There's no way something like this could have been in the script. The telegraphing of each and every event and motivation that the director is supposed to visualize rendered utterly meaningless by having it said rather than (or usually as well as) shown to the audience via the oldest cheat in the book. After a while, the viewer can't help but feel both patronized and numbed. Almost nothing is revealed in these voice-overs that is of any consequence (one paraphrased example: Chase seemed angry - Deanna Troi would be proud!). Thus, without them, Dead Man's Island might actually be a half-decent film. With them, unfortunately, the same cannot be said.
Add to that a pretty awful, cheap-sounding synthesizer music score, and post-production, which is meant to improve filmed material, has actually ended up almost destroying it. A shame.
Let's move swiftly to the hair...
Bill Shatner is wearing a typical-for-the-time "TJ Curly"; by 1996, this particular style was slowly ebbing towards the end of an era. Yet, Bill Shatner's hair arguably looks very slightly better here than it did in 1994's Star Trek: Generations.
Perhaps this is because Bill Shatner looks in better shape in Dead Man's Island than he looked in Generations. The correlation between weight and toupee believability is something we'll look into in a more detailed post in the future...
Dead Man's Island is indeed replete with moments of toupological note. Interestingly, they are usually bunched up together:
In the above segment, we have a head scratch...
We also have a slightly misshapen toup, unusually rectangular on top, with the hairline also not quite right...
And we also have Bill Shatner's character revealing his suspicions about Henrie O.'s son: "He' got my eyes; my coloring..." Wouldn't the normal thing to say be: "...my eyes, my hair"? The "my eyes" surely makes the "my coloring" part redundant if the character is talking about eye, not hair color. We're not sure what to make of this, but in the clip, after he has said "my coloring", Bill Shatner drops his eyes, as if to suggest the original "my hair" line might have been changed - no-one has Bill Shatner's hair!
My eyes, my coloring...
There are also considerable underwater antics in the movie, with Bill Shatner setting out to top his previous toupological underwater special-effects extravaganza from Star Trek IV: The Voyage Home (see above link in this paragraph).
In the above scene, Bill Shatner dives, head first towards the camera:
His toupee, Jaws-like, moving closer and closer...
And the actor's toupological confidence doesn't end there. He does some laps too:
We also get to see Bill Shatner's toupee wet outside of the water:
And we even get to see something rather unusual - the actor's hair in a semi-wet, slowly drying state, with harsh hairlines reappearing:
Was the strange swimming costume a distraction from the toupee, or was it deliberately combined with the toupee for an increased "wow" factor?
Dead Man's Island, though replete with poor choices, is still pretty far from a complete disaster. Worth watching? On the whole, we'd say yes.
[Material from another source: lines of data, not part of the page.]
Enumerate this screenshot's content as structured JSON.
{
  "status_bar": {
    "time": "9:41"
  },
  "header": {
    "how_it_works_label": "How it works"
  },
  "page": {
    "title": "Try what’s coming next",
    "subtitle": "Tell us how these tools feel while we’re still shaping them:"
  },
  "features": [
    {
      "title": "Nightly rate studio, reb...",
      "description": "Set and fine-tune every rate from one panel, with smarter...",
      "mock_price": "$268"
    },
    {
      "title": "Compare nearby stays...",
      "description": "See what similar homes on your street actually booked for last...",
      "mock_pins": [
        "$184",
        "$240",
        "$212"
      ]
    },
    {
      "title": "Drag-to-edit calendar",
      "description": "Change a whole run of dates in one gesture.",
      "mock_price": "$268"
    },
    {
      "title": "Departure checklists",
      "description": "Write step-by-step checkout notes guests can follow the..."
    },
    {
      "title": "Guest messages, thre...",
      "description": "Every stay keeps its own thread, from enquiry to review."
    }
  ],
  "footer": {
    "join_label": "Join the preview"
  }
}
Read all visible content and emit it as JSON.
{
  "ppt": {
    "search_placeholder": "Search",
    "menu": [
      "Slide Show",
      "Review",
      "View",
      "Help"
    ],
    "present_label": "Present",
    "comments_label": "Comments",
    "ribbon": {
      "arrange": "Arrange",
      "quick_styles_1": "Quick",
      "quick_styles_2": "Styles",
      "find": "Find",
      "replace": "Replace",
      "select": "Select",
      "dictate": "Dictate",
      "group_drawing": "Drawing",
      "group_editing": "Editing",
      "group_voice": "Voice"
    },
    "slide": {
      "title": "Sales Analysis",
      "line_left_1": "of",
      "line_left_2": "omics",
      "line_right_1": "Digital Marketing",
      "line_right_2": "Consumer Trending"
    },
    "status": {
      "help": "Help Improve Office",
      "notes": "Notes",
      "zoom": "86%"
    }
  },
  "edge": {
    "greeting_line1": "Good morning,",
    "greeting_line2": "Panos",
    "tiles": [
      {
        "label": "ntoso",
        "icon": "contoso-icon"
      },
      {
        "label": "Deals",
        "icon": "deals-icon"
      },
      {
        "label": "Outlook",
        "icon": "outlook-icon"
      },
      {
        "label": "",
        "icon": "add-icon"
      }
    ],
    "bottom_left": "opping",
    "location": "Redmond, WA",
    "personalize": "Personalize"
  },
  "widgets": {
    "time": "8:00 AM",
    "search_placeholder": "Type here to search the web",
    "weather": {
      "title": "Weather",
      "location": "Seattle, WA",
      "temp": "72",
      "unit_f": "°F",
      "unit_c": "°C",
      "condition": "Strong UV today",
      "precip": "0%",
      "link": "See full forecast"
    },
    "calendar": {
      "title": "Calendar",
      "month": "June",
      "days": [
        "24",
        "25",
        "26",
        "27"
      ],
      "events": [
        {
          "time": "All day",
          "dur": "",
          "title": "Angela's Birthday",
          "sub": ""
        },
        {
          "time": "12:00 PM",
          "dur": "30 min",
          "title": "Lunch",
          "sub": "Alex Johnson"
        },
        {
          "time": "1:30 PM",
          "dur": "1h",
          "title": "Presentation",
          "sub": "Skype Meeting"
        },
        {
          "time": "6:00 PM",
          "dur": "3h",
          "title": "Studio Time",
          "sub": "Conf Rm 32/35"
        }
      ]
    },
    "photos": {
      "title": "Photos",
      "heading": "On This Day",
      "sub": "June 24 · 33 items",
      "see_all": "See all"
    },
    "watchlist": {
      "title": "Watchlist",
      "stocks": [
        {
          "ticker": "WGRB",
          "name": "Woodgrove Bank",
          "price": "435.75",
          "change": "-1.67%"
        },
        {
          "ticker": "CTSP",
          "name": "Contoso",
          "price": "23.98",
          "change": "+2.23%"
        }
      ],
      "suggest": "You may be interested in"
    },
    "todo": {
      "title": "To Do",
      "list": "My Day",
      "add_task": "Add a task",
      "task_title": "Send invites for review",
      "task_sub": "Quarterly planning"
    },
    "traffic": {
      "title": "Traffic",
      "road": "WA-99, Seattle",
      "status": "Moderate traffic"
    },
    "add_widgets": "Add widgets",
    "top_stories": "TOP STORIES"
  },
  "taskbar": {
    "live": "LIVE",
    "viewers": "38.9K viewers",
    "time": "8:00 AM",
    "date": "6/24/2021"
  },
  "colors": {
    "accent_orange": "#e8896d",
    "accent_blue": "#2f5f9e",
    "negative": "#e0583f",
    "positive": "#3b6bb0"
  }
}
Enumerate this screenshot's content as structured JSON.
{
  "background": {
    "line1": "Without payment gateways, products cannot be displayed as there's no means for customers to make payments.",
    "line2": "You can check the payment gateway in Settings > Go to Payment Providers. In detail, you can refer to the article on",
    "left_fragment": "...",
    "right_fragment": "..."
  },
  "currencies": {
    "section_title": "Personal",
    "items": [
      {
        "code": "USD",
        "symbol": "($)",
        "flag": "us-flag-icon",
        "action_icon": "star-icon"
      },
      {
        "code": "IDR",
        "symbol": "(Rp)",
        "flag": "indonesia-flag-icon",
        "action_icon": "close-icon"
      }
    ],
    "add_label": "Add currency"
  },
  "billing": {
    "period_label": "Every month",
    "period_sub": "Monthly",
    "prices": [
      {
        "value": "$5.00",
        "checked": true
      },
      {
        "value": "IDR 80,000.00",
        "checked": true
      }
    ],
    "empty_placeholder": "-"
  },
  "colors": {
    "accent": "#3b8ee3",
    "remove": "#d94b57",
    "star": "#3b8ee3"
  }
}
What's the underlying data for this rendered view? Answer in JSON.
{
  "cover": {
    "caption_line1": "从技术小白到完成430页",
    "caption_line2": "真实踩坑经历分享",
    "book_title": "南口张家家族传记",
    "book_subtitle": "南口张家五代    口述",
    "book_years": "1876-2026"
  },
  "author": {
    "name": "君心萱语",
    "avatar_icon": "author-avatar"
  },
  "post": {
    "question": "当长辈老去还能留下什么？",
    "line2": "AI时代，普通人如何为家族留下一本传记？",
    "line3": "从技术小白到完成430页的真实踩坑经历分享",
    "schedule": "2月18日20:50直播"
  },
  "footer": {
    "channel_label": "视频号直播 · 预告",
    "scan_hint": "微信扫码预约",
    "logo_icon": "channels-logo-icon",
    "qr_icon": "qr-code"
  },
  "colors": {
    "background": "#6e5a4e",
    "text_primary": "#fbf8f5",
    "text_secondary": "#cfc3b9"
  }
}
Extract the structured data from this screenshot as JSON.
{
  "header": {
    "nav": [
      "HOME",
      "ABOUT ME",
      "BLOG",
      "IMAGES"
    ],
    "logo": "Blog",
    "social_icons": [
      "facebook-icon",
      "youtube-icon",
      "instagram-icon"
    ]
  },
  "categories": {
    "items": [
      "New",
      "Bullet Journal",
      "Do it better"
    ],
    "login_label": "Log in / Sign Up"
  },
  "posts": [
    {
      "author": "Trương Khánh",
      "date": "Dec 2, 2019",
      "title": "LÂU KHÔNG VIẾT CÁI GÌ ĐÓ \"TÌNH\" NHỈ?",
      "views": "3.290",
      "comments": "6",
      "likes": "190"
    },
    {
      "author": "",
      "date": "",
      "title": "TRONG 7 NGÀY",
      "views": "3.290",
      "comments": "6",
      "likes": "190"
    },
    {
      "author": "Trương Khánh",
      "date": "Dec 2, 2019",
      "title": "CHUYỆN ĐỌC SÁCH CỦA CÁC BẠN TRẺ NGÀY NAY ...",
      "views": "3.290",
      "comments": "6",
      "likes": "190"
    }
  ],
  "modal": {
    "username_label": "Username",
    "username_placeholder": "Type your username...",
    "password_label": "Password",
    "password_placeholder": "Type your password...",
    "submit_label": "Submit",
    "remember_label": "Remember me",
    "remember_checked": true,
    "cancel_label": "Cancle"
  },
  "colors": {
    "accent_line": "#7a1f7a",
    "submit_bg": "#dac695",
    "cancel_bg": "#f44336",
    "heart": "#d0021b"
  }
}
Unfortunately, Dead Man's Island is not available to buy commercially, though it probably airs from time to time on CBS-affiliated networks in the US. Other than that, it can be found online [note: we did some rather severe hiss reduction on a heavily sound-degraded home video copy we obtained for this review, lest the material would have been almost inaudible. Despite our best efforts, some residual electrical hum remains in the above clips].